Michael Berkeley’s guest is writer Deborah Levy. With Gluck, Beethoven, Mozart, and Leonard Cohen.
Deborah Levy was born in South Africa; when she was five, her father was arrested as a member of the ANC and spent four years in jail. The family left for England, arriving when Deborah was nine, in 1968. Unsurprisingly her work as a writer is concerned with themes of identity, exile, dislocation. Beginning as a poet and a playwright – her plays were staged by the RSC – she then turned to novels, and there are now seven in all, of which the last three have been nominated for the Booker Prize. The latest is ‘The Man Who Saw Everything’.
Deborah talks with Michael Berkeley about the music that means most to her. Many of the pieces she loves are to do with saying farewell: Lotte Lenya saying ‘goodbye’ in Brecht and Weill’s Alabama Song; Orpheus pining for Euridice in Kathleen Ferrier’s legendary recording of Gluck’s ‘Che Faro?’; sisters wishing their lovers safe travel as, purportedly, they depart for war, in the trio from Mozart’s Cosi Fan Tutte.
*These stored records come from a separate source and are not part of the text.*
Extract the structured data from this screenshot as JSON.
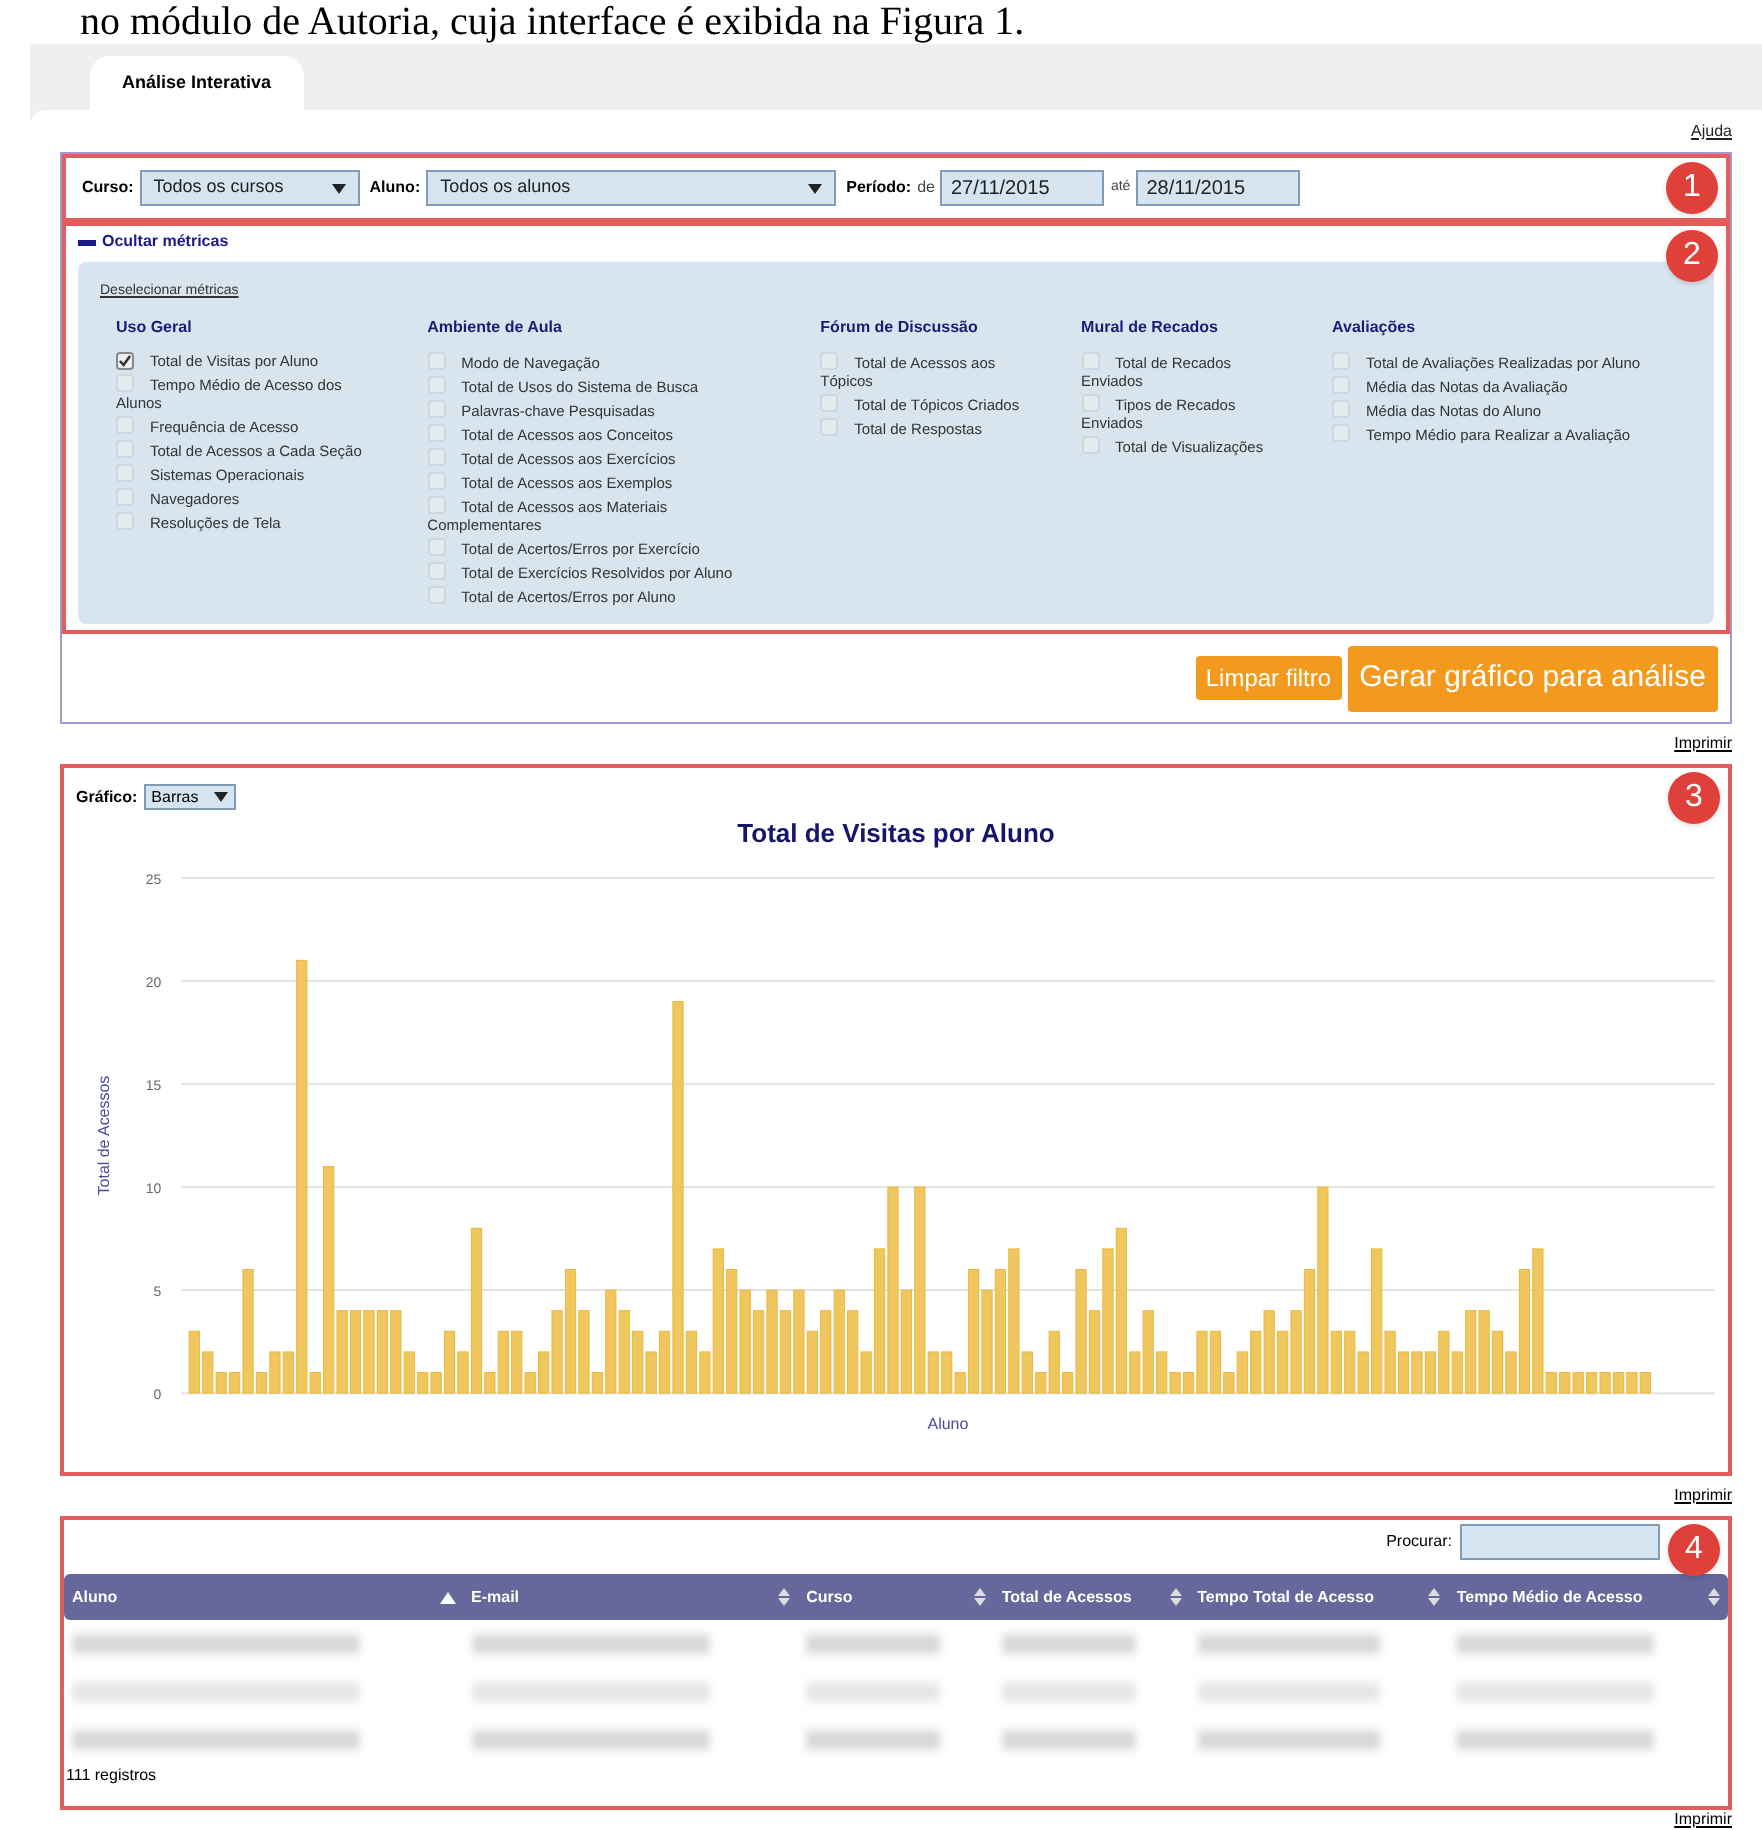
{
  "caption": "no módulo de Autoria, cuja interface é exibida na Figura 1.",
  "tab": {
    "label": "Análise Interativa",
    "selected": true
  },
  "help_link": "Ajuda",
  "filters": {
    "callout": "1",
    "course": {
      "label": "Curso:",
      "value": "Todos os cursos"
    },
    "student": {
      "label": "Aluno:",
      "value": "Todos os alunos"
    },
    "period": {
      "label": "Período:",
      "from_label": "de",
      "from": "27/11/2015",
      "to_label": "até",
      "to": "28/11/2015"
    }
  },
  "metrics": {
    "callout": "2",
    "toggle": "Ocultar métricas",
    "expanded": true,
    "deselect_link": "Deselecionar métricas",
    "groups": [
      {
        "title": "Uso Geral",
        "items": [
          {
            "label": "Total de Visitas por Aluno",
            "checked": true
          },
          {
            "label": "Tempo Médio de Acesso dos Alunos",
            "checked": false
          },
          {
            "label": "Frequência de Acesso",
            "checked": false
          },
          {
            "label": "Total de Acessos a Cada Seção",
            "checked": false
          },
          {
            "label": "Sistemas Operacionais",
            "checked": false
          },
          {
            "label": "Navegadores",
            "checked": false
          },
          {
            "label": "Resoluções de Tela",
            "checked": false
          }
        ]
      },
      {
        "title": "Ambiente de Aula",
        "items": [
          {
            "label": "Modo de Navegação",
            "checked": false
          },
          {
            "label": "Total de Usos do Sistema de Busca",
            "checked": false
          },
          {
            "label": "Palavras-chave Pesquisadas",
            "checked": false
          },
          {
            "label": "Total de Acessos aos Conceitos",
            "checked": false
          },
          {
            "label": "Total de Acessos aos Exercícios",
            "checked": false
          },
          {
            "label": "Total de Acessos aos Exemplos",
            "checked": false
          },
          {
            "label": "Total de Acessos aos Materiais Complementares",
            "checked": false
          },
          {
            "label": "Total de Acertos/Erros por Exercício",
            "checked": false
          },
          {
            "label": "Total de Exercícios Resolvidos por Aluno",
            "checked": false
          },
          {
            "label": "Total de Acertos/Erros por Aluno",
            "checked": false
          }
        ]
      },
      {
        "title": "Fórum de Discussão",
        "items": [
          {
            "label": "Total de Acessos aos Tópicos",
            "checked": false
          },
          {
            "label": "Total de Tópicos Criados",
            "checked": false
          },
          {
            "label": "Total de Respostas",
            "checked": false
          }
        ]
      },
      {
        "title": "Mural de Recados",
        "items": [
          {
            "label": "Total de Recados Enviados",
            "checked": false
          },
          {
            "label": "Tipos de Recados Enviados",
            "checked": false
          },
          {
            "label": "Total de Visualizações",
            "checked": false
          }
        ]
      },
      {
        "title": "Avaliações",
        "items": [
          {
            "label": "Total de Avaliações Realizadas por Aluno",
            "checked": false
          },
          {
            "label": "Média das Notas da Avaliação",
            "checked": false
          },
          {
            "label": "Média das Notas do Aluno",
            "checked": false
          },
          {
            "label": "Tempo Médio para Realizar a Avaliação",
            "checked": false
          }
        ]
      }
    ]
  },
  "buttons": [
    "Limpar filtro",
    "Gerar gráfico para análise"
  ],
  "print_link_1": "Imprimir",
  "chart_panel": {
    "callout": "3",
    "type_label": "Gráfico:",
    "type_value": "Barras",
    "chart_data": {
      "type": "bar",
      "title": "Total de Visitas por Aluno",
      "xlabel": "Aluno",
      "ylabel": "Total de Acessos",
      "ylim": [
        0,
        25
      ],
      "yticks": [
        0,
        5,
        10,
        15,
        20,
        25
      ],
      "grid": true,
      "series": [
        {
          "color": "#f0c75e",
          "values": [
            3,
            2,
            1,
            1,
            6,
            1,
            2,
            2,
            21,
            1,
            11,
            4,
            4,
            4,
            4,
            4,
            2,
            1,
            1,
            3,
            2,
            8,
            1,
            3,
            3,
            1,
            2,
            4,
            6,
            4,
            1,
            5,
            4,
            3,
            2,
            3,
            19,
            3,
            2,
            7,
            6,
            5,
            4,
            5,
            4,
            5,
            3,
            4,
            5,
            4,
            2,
            7,
            10,
            5,
            10,
            2,
            2,
            1,
            6,
            5,
            6,
            7,
            2,
            1,
            3,
            1,
            6,
            4,
            7,
            8,
            2,
            4,
            2,
            1,
            1,
            3,
            3,
            1,
            2,
            3,
            4,
            3,
            4,
            6,
            10,
            3,
            3,
            2,
            7,
            3,
            2,
            2,
            2,
            3,
            2,
            4,
            4,
            3,
            2,
            6,
            7,
            1,
            1,
            1,
            1,
            1,
            1,
            1,
            1
          ]
        }
      ]
    }
  },
  "print_link_2": "Imprimir",
  "table": {
    "callout": "4",
    "search_label": "Procurar:",
    "columns": [
      {
        "label": "Aluno",
        "sorted": true
      },
      {
        "label": "E-mail",
        "sorted": false
      },
      {
        "label": "Curso",
        "sorted": false
      },
      {
        "label": "Total de Acessos",
        "sorted": false
      },
      {
        "label": "Tempo Total de Acesso",
        "sorted": false
      },
      {
        "label": "Tempo Médio de Acesso",
        "sorted": false
      }
    ],
    "footer": "111 registros",
    "print_link": "Imprimir"
  }
}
Deborah talks openly about her memories of her father’s imprisonment and of his return home; about the enormous transition in her life when, aged fifty, her marriage ended; and about how she found a room of her own in which to write, renting a friend’s garden shed and working to the noise of apples dropping onto the roof. Also among her music is Beethoven’s Pathetique Sonata (‘the silences are as important as the notes’); a song by Leonard Cohen; and a translucent setting of a Verlaine poem, ‘La Lune Blanche’, composed by Billy Cowie and sung by identical twins.
Produced by Elizabeth Burke
A Loftus production for BBC Radio 3